I have this nagging feeling that radio’s competitive advantage is going to come from establishing a new relationship with the audience, not necessarily being the creator of the content – which commercial radio does not do extensively.
In a world where everyone is distributing content on everyone else’s channel it seems that differentiating yourself based on content creation will be difficult. I also wonder given the massive reduction in the cost of tools to create professional content, and the evolution of licenses to distribute and share this material, whether the world will soon be awash in new and diverse content.
That means two things. Some people will want filtered content and some people will want distribution. Stations can win in either – or both games – if they redefine their role and look beyond audio to see how video and print can be used to enhance the audience relationship. Of course this means a web intensive strategy (as opposed to HD radio) but it has the advantage of being in line with general technology evolution, consumer spending and in fact radio’s real strengths.

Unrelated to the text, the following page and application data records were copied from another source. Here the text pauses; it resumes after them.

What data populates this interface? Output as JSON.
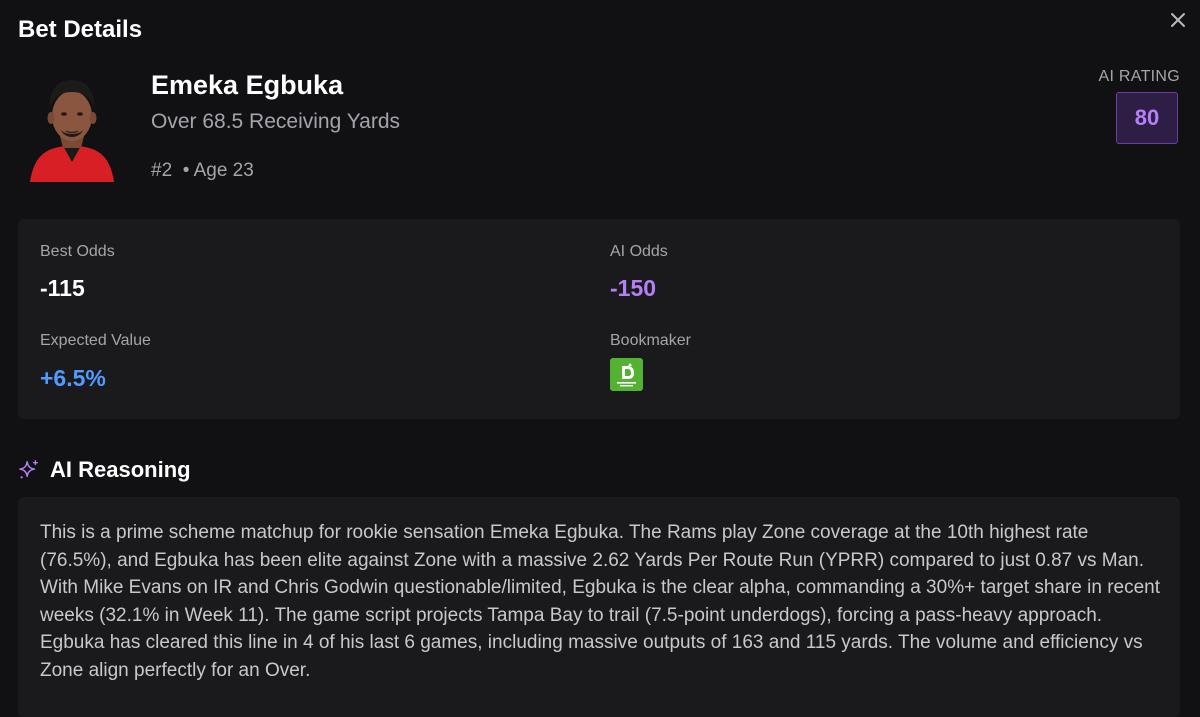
{
  "header": {
    "title": "Bet Details",
    "close_icon": "close-icon"
  },
  "player": {
    "name": "Emeka Egbuka",
    "bet_line": "Over 68.5 Receiving Yards",
    "meta": "#2  • Age 23",
    "avatar": "player-headshot"
  },
  "rating": {
    "label": "AI RATING",
    "value": "80",
    "accent": "#b481f5"
  },
  "stats": {
    "best_odds": {
      "label": "Best Odds",
      "value": "-115"
    },
    "ai_odds": {
      "label": "AI Odds",
      "value": "-150",
      "color": "#b481f5"
    },
    "expected_value": {
      "label": "Expected Value",
      "value": "+6.5%",
      "color": "#4f9bff"
    },
    "bookmaker": {
      "label": "Bookmaker",
      "logo": "draftkings-logo",
      "logo_color": "#53b232"
    }
  },
  "reasoning": {
    "icon": "sparkle-icon",
    "title": "AI Reasoning",
    "text": "This is a prime scheme matchup for rookie sensation Emeka Egbuka. The Rams play Zone coverage at the 10th highest rate (76.5%), and Egbuka has been elite against Zone with a massive 2.62 Yards Per Route Run (YPRR) compared to just 0.87 vs Man. With Mike Evans on IR and Chris Godwin questionable/limited, Egbuka is the clear alpha, commanding a 30%+ target share in recent weeks (32.1% in Week 11). The game script projects Tampa Bay to trail (7.5-point underdogs), forcing a pass-heavy approach. Egbuka has cleared this line in 4 of his last 6 games, including massive outputs of 163 and 115 yards. The volume and efficiency vs Zone align perfectly for an Over."
  }
}
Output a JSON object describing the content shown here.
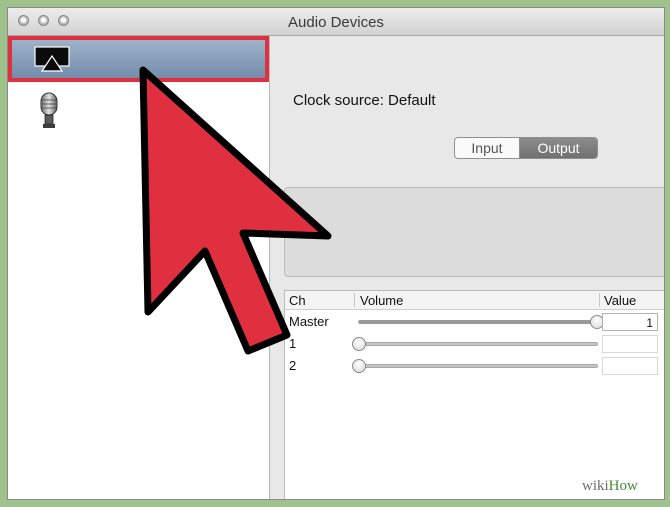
{
  "window": {
    "title": "Audio Devices"
  },
  "sidebar": {
    "devices": [
      {
        "icon": "airplay-icon",
        "name": "",
        "selected": true
      },
      {
        "icon": "microphone-icon",
        "name": "",
        "selected": false
      }
    ]
  },
  "main": {
    "clock_source": "Clock source:  Default",
    "tabs": [
      {
        "label": "Input",
        "selected": false
      },
      {
        "label": "Output",
        "selected": true
      }
    ],
    "table": {
      "columns": [
        "Ch",
        "Volume",
        "Value"
      ],
      "rows": [
        {
          "channel": "Master",
          "volume": 1.0,
          "value": "1",
          "enabled": true
        },
        {
          "channel": "1",
          "volume": 0.0,
          "value": "",
          "enabled": false
        },
        {
          "channel": "2",
          "volume": 0.0,
          "value": "",
          "enabled": false
        }
      ]
    }
  },
  "overlay": {
    "arrow_color": "#e0303f",
    "highlight_color": "#e0303f"
  },
  "watermark": {
    "part1": "wiki",
    "part2": "How"
  }
}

As a highly personal medium, serving geographically limited areas, radio should have an edge over every other mass media for this ‘converged content’ delivery. The smaller geographically co-located audience means stations don’t have to cater to the diversity that national media does. As well because on-air content is delivered in short chunks the risk associated with an occasional selection to cater to specific segments is lower than competing media – and if supported by on-line material can become compelling for all listeners. Finally the ability of the on-air personality to conversationally link on-air and on-line content is more compelling because that recommendations seems directed specifically to that listener – not an viewing audience or anonymous reader.
It is a powerful story but it requires both harkening back to the days of diversity and personality on-air and embracing modern technology to segment, enhance and monetize the relationship.
Originally posted as a comment Dec 10, 2005